Volume 19, Issue 4, Pages e109-e114
Original Article

Pain Patients and Who they Live with: A Correlational Study of Coresidence Patterns and Pain Interference

Jacob M Vigil,1 Patricia Pendleton,2 Patrick Coulombe,1 Kevin E Vowles,1 Joe Alcock,1 and Bruce W Smith1

1University of New Mexico, Albuquerque, New Mexico, USA
2Baptist Medical Center, Jacksonville, Florida, USA

Copyright © 2014 Hindawi Publishing Corporation. This is an open access article distributed under the Creative Commons Attribution License, which permits unrestricted use, distribution, and reproduction in any medium, provided the original work is properly cited.


BACKGROUND: Mixed associations have been observed between various aspects of ‘social support’ and patient pain experiences

OBJECTIVE: To explore the possibility that more basic social factors, namely coresidence patterns, may be associated with variability in patient pain experiences.

METHODS: Relationships between coresidence partners and self-reported pain that interferes with activities were examined in a large representative sample of home health care patients (n=11,436; age range 18 to 107 years, mean [± SD] age 66.3±16.1 years; 55% females).
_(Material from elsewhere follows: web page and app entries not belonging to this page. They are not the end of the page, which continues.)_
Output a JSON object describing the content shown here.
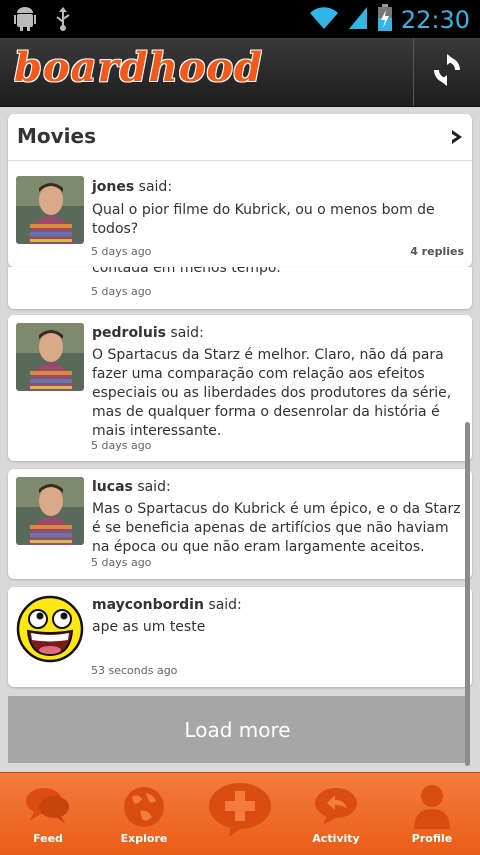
{
  "status_bar": {
    "time": "22:30"
  },
  "app": {
    "logo_text": "boardhood"
  },
  "topic": {
    "title": "Movies"
  },
  "posts": [
    {
      "author": "jones",
      "said": "said:",
      "body": "Qual o pior filme do Kubrick, ou o menos bom de todos?",
      "time": "5 days ago",
      "replies": "4 replies"
    },
    {
      "author": "",
      "said": "",
      "body": "contada em menos tempo.",
      "time": "5 days ago"
    },
    {
      "author": "pedroluis",
      "said": "said:",
      "body": "O Spartacus da Starz é melhor. Claro, não dá para fazer uma comparação com relação aos efeitos especiais ou as liberdades dos produtores da série, mas de qualquer forma o desenrolar da história é mais interessante.",
      "time": "5 days ago"
    },
    {
      "author": "lucas",
      "said": "said:",
      "body": "Mas o Spartacus do Kubrick é um épico, e o da Starz é se beneficia apenas de artifícios que não haviam na época ou que não eram largamente aceitos.",
      "time": "5 days ago"
    },
    {
      "author": "mayconbordin",
      "said": "said:",
      "body": "ape as um teste",
      "time": "53 seconds ago"
    }
  ],
  "load_more": "Load more",
  "tabs": [
    {
      "label": "Feed",
      "icon": "speech-bubbles-icon"
    },
    {
      "label": "Explore",
      "icon": "globe-icon"
    },
    {
      "label": "",
      "icon": "add-post-icon"
    },
    {
      "label": "Activity",
      "icon": "reply-bubble-icon"
    },
    {
      "label": "Profile",
      "icon": "person-icon"
    }
  ]
}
RESULTS: After controlling for sex, age and behavioural risks, compared with living alone, coresidence with an intimate affiliate (eg, spouse, relative) predicted greater pain interference (Cohen’s d = 0.10 to 1.72), and coresidence with a less intimate type of affiliate (eg, friend, paid help) predicted lower pain interference (Cohen’s d = −0.21 tö0.83). In general, however, coresidence patterns accounted for small proportions of variance in pain interference, and the magnitudes of these effects varied widely according to patients’ sex, age and diagnosis.

DISCUSSION: The findings suggest that fundamental components of patient’s home-living environment may be associated with potential costs and benefits related to clinically relevant pain functioning for some subgroups of patients.

CONCLUSION: Further research that incorporates quantitative and qualitative assessments of patient pain functioning is warranted to better understand how objective and subjective characteristics of patients’ home-living environment may inform the development of more individualized pain treatment options for patients with differing social circumstances.